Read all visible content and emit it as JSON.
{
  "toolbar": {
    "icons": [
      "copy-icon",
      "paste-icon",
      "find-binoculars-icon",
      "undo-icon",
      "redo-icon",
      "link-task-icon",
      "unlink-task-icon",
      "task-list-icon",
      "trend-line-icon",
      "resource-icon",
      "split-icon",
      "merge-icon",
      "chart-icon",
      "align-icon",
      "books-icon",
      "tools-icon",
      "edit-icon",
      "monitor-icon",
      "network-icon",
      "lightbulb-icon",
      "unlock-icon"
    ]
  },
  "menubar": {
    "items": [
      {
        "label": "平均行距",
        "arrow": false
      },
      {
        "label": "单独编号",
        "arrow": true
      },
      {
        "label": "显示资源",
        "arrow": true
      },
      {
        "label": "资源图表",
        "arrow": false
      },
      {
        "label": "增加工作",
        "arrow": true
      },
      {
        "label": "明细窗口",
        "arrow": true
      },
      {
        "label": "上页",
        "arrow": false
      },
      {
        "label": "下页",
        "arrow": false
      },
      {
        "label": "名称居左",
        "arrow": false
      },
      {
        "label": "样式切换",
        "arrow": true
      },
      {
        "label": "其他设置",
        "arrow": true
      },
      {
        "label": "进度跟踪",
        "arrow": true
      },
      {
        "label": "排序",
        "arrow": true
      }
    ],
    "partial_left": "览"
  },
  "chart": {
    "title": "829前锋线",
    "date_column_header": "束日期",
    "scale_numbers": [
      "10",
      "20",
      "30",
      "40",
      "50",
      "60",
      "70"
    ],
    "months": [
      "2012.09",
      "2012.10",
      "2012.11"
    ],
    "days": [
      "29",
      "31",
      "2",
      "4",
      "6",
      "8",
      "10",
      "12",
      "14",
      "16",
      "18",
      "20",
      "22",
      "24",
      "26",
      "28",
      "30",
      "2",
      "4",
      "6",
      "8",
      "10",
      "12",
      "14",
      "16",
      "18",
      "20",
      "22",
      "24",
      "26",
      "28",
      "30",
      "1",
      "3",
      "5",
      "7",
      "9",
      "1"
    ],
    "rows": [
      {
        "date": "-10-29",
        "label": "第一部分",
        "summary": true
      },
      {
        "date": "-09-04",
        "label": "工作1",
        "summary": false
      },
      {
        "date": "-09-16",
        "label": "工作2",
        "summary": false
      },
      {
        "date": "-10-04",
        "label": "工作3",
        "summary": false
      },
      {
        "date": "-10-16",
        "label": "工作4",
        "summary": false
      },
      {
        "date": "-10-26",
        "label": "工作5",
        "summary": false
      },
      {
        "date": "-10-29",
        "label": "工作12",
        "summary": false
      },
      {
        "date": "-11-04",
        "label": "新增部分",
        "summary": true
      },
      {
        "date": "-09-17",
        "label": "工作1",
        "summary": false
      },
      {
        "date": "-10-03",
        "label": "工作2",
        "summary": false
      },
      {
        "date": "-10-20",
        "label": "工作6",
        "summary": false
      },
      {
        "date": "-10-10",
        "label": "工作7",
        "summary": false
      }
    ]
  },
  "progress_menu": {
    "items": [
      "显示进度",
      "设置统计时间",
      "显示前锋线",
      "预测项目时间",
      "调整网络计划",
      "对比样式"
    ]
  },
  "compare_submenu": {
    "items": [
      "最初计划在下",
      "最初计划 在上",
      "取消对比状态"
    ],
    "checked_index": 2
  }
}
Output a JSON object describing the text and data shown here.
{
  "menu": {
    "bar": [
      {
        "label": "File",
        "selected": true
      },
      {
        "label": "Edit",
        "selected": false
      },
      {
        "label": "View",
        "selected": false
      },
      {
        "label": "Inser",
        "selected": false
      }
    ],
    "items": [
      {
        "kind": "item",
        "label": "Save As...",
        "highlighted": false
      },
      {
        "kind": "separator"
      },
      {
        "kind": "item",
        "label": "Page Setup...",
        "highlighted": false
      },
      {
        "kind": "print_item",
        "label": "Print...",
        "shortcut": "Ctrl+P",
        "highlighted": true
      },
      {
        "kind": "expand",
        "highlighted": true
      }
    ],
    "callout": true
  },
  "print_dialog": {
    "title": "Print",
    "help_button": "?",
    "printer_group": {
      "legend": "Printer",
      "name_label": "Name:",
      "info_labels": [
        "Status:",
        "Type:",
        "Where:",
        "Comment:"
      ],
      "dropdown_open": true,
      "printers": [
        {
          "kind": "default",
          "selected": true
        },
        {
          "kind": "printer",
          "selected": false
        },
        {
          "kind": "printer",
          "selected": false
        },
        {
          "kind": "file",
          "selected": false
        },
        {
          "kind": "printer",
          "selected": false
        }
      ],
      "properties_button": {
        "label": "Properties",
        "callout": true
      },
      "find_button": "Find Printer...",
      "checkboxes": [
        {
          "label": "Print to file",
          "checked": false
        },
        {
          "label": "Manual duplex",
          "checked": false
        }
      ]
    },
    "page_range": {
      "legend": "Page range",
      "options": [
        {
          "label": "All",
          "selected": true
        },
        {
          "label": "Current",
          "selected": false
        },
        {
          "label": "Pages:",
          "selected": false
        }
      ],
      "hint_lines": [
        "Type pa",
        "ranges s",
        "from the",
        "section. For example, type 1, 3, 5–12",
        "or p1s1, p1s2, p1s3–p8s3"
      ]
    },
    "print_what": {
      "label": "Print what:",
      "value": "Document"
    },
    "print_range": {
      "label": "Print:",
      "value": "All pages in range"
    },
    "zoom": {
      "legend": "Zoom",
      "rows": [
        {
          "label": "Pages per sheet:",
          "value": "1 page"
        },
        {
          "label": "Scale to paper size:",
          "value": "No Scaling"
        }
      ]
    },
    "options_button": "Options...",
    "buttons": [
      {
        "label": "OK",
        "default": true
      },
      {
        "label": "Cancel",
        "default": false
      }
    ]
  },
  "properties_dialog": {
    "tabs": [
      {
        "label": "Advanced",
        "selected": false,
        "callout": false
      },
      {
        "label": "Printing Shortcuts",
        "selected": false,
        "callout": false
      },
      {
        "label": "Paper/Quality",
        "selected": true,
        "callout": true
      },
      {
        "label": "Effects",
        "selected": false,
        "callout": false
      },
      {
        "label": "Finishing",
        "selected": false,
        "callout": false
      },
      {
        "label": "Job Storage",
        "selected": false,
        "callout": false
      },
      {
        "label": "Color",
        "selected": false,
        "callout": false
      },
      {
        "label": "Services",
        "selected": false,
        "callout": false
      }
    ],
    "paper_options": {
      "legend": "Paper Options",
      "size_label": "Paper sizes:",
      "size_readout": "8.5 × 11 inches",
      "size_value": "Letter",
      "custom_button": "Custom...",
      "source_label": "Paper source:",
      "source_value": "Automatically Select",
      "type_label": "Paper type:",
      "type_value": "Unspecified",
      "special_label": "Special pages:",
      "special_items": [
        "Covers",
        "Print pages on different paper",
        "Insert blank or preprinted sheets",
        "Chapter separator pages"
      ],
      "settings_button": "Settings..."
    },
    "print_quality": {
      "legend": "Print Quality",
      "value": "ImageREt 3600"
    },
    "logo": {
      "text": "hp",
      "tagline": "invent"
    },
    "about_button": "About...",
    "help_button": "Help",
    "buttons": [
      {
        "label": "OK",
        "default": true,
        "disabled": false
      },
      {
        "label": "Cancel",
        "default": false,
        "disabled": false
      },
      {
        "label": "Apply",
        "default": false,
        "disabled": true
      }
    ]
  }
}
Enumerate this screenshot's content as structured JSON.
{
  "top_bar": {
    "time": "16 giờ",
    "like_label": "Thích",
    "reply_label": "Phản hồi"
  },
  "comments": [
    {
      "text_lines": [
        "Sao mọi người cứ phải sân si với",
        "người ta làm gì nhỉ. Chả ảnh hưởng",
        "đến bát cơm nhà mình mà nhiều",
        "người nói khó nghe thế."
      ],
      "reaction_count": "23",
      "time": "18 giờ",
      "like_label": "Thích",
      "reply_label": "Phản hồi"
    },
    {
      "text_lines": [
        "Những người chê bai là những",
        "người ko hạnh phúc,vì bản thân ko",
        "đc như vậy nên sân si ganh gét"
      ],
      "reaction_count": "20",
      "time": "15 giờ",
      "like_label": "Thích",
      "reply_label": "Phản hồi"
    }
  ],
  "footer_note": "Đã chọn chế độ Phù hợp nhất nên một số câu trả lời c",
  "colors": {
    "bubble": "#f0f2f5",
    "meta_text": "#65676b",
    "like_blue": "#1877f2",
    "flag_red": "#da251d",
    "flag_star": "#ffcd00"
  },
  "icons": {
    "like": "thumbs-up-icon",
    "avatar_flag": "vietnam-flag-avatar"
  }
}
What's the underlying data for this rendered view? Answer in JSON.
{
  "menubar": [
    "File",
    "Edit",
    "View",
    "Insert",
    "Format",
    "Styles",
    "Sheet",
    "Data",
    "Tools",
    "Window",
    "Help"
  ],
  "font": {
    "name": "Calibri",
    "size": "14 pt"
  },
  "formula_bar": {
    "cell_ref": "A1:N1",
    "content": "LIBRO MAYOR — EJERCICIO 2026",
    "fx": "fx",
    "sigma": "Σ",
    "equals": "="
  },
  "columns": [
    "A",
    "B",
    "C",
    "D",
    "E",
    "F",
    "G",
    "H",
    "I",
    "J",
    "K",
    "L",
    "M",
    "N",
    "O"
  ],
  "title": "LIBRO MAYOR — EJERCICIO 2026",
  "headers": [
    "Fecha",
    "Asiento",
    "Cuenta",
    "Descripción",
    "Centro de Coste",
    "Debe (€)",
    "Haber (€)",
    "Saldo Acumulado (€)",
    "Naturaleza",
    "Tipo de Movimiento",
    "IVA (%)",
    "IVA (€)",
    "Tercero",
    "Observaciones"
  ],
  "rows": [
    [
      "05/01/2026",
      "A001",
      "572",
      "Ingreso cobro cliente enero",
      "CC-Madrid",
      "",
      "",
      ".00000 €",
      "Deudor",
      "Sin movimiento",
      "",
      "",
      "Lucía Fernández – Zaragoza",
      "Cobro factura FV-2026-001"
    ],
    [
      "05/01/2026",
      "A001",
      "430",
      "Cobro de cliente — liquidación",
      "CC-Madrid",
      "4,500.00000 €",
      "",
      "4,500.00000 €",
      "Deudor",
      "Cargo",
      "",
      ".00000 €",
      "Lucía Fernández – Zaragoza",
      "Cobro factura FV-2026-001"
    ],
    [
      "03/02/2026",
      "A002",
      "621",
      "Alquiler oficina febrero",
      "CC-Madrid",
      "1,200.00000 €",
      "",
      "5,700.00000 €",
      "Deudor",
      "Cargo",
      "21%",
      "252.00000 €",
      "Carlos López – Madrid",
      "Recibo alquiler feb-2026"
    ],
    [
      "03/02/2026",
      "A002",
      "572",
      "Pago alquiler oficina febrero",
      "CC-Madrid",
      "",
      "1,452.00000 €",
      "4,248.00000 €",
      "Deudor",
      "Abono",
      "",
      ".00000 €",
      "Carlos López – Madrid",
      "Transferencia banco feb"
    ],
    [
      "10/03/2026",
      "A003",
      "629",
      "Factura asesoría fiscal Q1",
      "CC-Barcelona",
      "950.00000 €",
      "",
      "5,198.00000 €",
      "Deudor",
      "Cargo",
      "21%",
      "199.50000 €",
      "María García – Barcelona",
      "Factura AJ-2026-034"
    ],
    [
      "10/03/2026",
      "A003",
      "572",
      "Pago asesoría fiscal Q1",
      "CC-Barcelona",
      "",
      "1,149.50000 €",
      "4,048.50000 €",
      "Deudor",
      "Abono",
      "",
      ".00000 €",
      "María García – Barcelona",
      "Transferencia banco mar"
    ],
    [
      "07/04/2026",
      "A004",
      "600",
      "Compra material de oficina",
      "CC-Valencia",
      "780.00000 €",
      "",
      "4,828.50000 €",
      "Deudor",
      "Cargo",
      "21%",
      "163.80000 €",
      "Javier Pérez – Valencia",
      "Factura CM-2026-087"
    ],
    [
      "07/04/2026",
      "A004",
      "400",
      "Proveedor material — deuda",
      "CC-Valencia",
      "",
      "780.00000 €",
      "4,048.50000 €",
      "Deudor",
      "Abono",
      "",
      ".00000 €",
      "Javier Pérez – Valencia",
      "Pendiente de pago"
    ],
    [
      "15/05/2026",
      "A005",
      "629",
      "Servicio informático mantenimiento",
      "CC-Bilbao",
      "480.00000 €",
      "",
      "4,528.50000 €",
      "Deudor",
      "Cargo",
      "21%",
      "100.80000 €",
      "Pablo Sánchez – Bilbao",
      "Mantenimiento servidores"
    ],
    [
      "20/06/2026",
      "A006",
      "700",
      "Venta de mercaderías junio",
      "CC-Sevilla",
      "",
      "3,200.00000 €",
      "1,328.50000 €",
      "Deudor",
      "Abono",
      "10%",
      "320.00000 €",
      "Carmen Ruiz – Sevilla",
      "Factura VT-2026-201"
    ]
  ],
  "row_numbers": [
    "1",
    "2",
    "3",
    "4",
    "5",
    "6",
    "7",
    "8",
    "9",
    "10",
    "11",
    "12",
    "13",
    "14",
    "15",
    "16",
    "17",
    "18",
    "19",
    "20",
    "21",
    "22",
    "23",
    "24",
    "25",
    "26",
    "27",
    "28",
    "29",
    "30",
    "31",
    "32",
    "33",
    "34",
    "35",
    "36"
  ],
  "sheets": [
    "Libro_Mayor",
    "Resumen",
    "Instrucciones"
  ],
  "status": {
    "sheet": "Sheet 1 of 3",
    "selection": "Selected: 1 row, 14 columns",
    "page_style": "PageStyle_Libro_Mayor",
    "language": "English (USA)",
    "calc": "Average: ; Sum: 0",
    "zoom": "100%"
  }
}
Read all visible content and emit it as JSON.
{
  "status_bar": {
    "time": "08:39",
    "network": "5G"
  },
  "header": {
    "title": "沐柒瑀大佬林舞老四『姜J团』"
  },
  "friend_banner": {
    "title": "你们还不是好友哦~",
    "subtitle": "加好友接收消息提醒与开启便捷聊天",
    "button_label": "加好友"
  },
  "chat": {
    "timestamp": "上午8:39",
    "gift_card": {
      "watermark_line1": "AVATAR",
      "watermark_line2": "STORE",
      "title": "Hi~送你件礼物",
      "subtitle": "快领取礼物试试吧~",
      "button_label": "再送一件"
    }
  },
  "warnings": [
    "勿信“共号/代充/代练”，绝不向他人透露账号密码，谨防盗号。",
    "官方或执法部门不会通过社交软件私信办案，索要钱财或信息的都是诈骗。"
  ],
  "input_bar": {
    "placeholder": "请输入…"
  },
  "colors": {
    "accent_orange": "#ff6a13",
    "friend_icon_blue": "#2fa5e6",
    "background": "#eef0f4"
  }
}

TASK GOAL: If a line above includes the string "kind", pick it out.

RESULT OF THIS EXERCISE:
        "kind": "item",
        "kind": "separator"
        "kind": "item",
        "kind": "print_item",
        "kind": "expand",
          "kind": "default",
          "kind": "printer",
          "kind": "printer",
          "kind": "file",
          "kind": "printer",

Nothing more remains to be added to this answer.